In Minnesota, two charter authorizers have called for proposals from teachers seeking to create teacher-powered schools.

One of them, Innovative Quality Schools (IQS), wrote an RFP listing such schools as a highest priority for authorization. It says, "Teacher designed and led schools that use the 'collective teacher autonomy' model of leadership and organization to assure autonomy for the professional teachers. This model should demonstrate that professional teachers will design and lead the school. While this model would likely be applied to the entire school, applicants might want to consider a principal led school with a teacher led department or teacher led grade levels of the school."

The second, the Minnesota Guild of Public Charter Schools, was created with support from the American Federation of Teachers. The Guild seeks to be a national model for charter school authorizers by advancing the original vision of the charter school model, in which teachers are professionally organized and work to create innovative and research-based schools that rely on teacher expertise to identify and use effective teaching strategies, promote engaged student learning, create educational autonomy, ensure effective oranization, and develop shared management.

Both IQS and The Guild are organized as single purpose charter authorizers and are approved by the state. A single purpose authorizer exists only to authorize charter schools--that's it. In Minnesota, this has encouraged the creation of authorizers that see it as their job to encourage innovation in the sector. To learn more about Minnesota's single purpose authorizer law, read this bill summary prepared by Borenstein and McVeigh Law Office LLC.

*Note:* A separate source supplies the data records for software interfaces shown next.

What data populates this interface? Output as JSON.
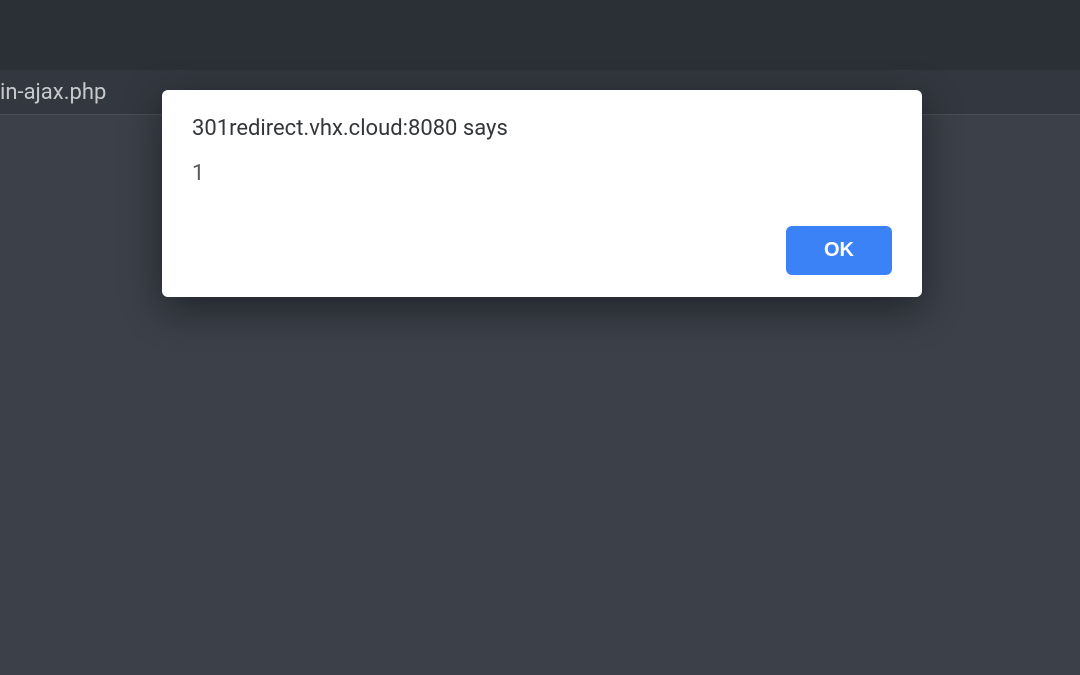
{
  "urlbar": {
    "text": "in-ajax.php"
  },
  "dialog": {
    "title": "301redirect.vhx.cloud:8080 says",
    "message": "1",
    "ok_label": "OK"
  }
}
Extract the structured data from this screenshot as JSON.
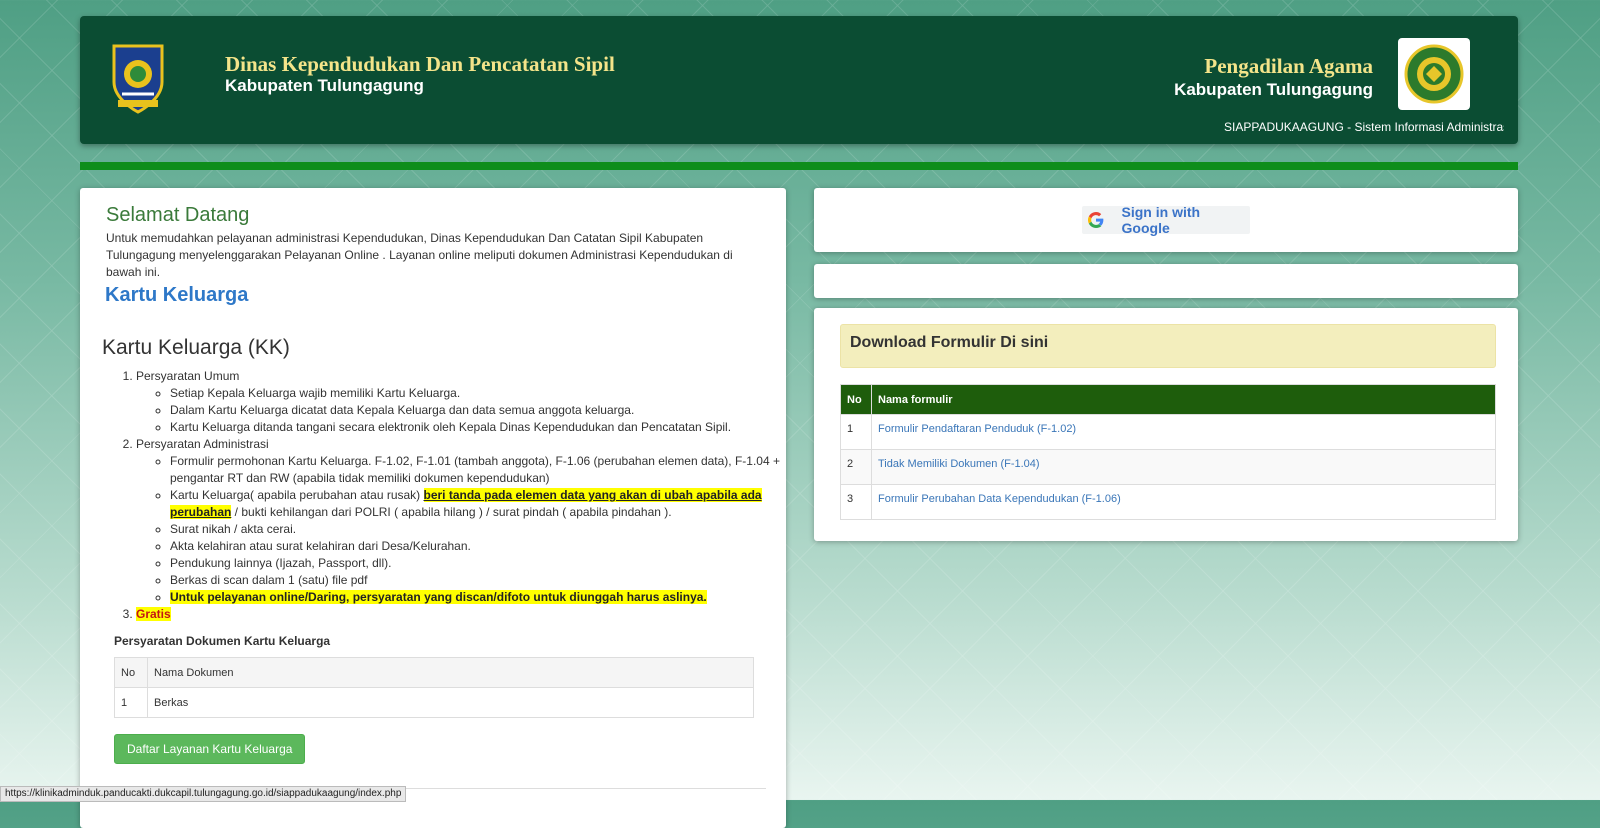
{
  "header": {
    "left_title": "Dinas Kependudukan Dan Pencatatan Sipil",
    "left_subtitle": "Kabupaten Tulungagung",
    "right_title": "Pengadilan Agama",
    "right_subtitle": "Kabupaten Tulungagung",
    "marquee_text": "SIAPPADUKAAGUNG - Sistem Informasi Administrasi",
    "left_logo_icon": "tulungagung-regency-logo",
    "right_logo_icon": "pengadilan-agama-logo"
  },
  "welcome": {
    "title": "Selamat Datang",
    "text": "Untuk memudahkan pelayanan administrasi Kependudukan, Dinas Kependudukan Dan Catatan Sipil Kabupaten Tulungagung menyelenggarakan Pelayanan Online . Layanan online meliputi dokumen Administrasi Kependudukan di bawah ini."
  },
  "service": {
    "heading": "Kartu Keluarga",
    "subheading": "Kartu Keluarga (KK)",
    "requirements": [
      {
        "label": "Persyaratan Umum",
        "items": [
          "Setiap Kepala Keluarga wajib memiliki Kartu Keluarga.",
          "Dalam Kartu Keluarga dicatat data Kepala Keluarga dan data semua anggota keluarga.",
          "Kartu Keluarga ditanda tangani secara elektronik oleh Kepala Dinas Kependudukan dan Pencatatan Sipil."
        ]
      },
      {
        "label": "Persyaratan Administrasi",
        "items_before": [
          "Formulir permohonan Kartu Keluarga. F-1.02, F-1.01 (tambah anggota), F-1.06 (perubahan elemen data), F-1.04 + pengantar RT dan RW (apabila tidak memiliki dokumen kependudukan)"
        ],
        "kk_item_prefix": "Kartu Keluarga( apabila perubahan atau rusak) ",
        "kk_item_highlight": "beri tanda pada elemen data yang akan di ubah apabila ada perubahan",
        "kk_item_suffix": " / bukti kehilangan dari POLRI ( apabila hilang ) / surat pindah ( apabila pindahan ).",
        "items_after": [
          "Surat nikah / akta cerai.",
          "Akta kelahiran atau surat kelahiran dari Desa/Kelurahan.",
          "Pendukung lainnya (Ijazah, Passport, dll).",
          "Berkas di scan dalam 1 (satu) file pdf"
        ],
        "online_note": "Untuk pelayanan online/Daring, persyaratan yang discan/difoto untuk diunggah harus aslinya."
      },
      {
        "label": "Gratis"
      }
    ],
    "docs_title": "Persyaratan Dokumen Kartu Keluarga",
    "docs_headers": [
      "No",
      "Nama Dokumen"
    ],
    "docs_rows": [
      [
        "1",
        "Berkas"
      ]
    ],
    "register_button": "Daftar Layanan Kartu Keluarga"
  },
  "signin": {
    "label": "Sign in with Google",
    "icon": "google-g-icon"
  },
  "download": {
    "title": "Download Formulir Di sini",
    "headers": [
      "No",
      "Nama formulir"
    ],
    "rows": [
      [
        "1",
        "Formulir Pendaftaran Penduduk (F-1.02)"
      ],
      [
        "2",
        "Tidak Memiliki Dokumen (F-1.04)"
      ],
      [
        "3",
        "Formulir Perubahan Data Kependudukan (F-1.06)"
      ]
    ]
  },
  "status_bar": {
    "url": "https://klinikadminduk.panducakti.dukcapil.tulungagung.go.id/siappadukaagung/index.php"
  },
  "colors": {
    "header_bg": "#0b4d33",
    "accent_bar": "#0e8d1b",
    "header_gold": "#f4e48a",
    "table_header": "#1e5d0c",
    "button_green": "#5cb85c",
    "link_blue": "#3a76b8"
  }
}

Might chartering be a means for teachers in your state to secure collective autonomy to design and run schools? How might your state's charter authorizing laws be changed to encourage the creation of authorizers interested in innovation led by teachers?